Task objective
If a picture appears in the records below, drop it, and reproduce everything else exactly.

Given information
============
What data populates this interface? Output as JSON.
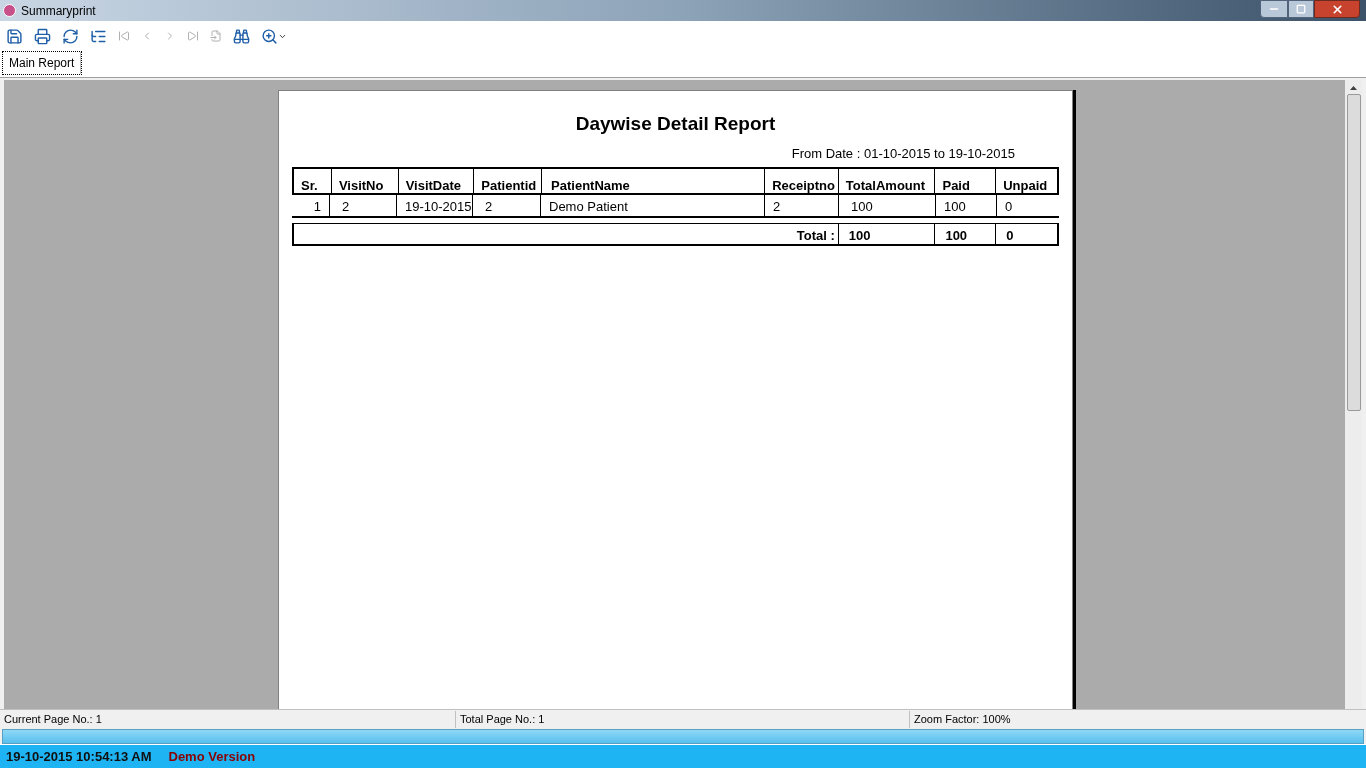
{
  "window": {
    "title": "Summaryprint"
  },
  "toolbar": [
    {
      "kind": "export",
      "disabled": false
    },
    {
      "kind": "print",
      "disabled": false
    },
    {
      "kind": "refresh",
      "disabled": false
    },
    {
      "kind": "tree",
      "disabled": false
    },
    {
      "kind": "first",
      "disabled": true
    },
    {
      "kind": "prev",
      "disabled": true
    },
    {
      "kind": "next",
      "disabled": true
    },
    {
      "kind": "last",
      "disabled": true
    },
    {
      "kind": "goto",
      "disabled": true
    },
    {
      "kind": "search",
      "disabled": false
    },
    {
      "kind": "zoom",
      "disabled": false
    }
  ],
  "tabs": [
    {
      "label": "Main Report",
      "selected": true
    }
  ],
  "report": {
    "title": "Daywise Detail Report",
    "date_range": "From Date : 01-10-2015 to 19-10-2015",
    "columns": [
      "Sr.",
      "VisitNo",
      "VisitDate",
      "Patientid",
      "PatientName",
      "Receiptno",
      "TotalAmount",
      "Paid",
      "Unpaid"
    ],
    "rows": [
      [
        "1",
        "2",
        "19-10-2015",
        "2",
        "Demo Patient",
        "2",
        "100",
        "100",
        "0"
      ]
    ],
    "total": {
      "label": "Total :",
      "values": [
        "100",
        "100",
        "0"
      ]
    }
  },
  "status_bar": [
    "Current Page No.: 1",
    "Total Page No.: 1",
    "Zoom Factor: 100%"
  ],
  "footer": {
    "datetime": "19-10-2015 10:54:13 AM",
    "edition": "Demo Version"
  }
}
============
Task result
What data populates this interface? Output as JSON.
{
  "window": {
    "title": "Summaryprint"
  },
  "toolbar": [
    {
      "kind": "export",
      "disabled": false
    },
    {
      "kind": "print",
      "disabled": false
    },
    {
      "kind": "refresh",
      "disabled": false
    },
    {
      "kind": "tree",
      "disabled": false
    },
    {
      "kind": "first",
      "disabled": true
    },
    {
      "kind": "prev",
      "disabled": true
    },
    {
      "kind": "next",
      "disabled": true
    },
    {
      "kind": "last",
      "disabled": true
    },
    {
      "kind": "goto",
      "disabled": true
    },
    {
      "kind": "search",
      "disabled": false
    },
    {
      "kind": "zoom",
      "disabled": false
    }
  ],
  "tabs": [
    {
      "label": "Main Report",
      "selected": true
    }
  ],
  "report": {
    "title": "Daywise Detail Report",
    "date_range": "From Date : 01-10-2015 to 19-10-2015",
    "columns": [
      "Sr.",
      "VisitNo",
      "VisitDate",
      "Patientid",
      "PatientName",
      "Receiptno",
      "TotalAmount",
      "Paid",
      "Unpaid"
    ],
    "rows": [
      [
        "1",
        "2",
        "19-10-2015",
        "2",
        "Demo Patient",
        "2",
        "100",
        "100",
        "0"
      ]
    ],
    "total": {
      "label": "Total :",
      "values": [
        "100",
        "100",
        "0"
      ]
    }
  },
  "status_bar": [
    "Current Page No.: 1",
    "Total Page No.: 1",
    "Zoom Factor: 100%"
  ],
  "footer": {
    "datetime": "19-10-2015 10:54:13 AM",
    "edition": "Demo Version"
  }
}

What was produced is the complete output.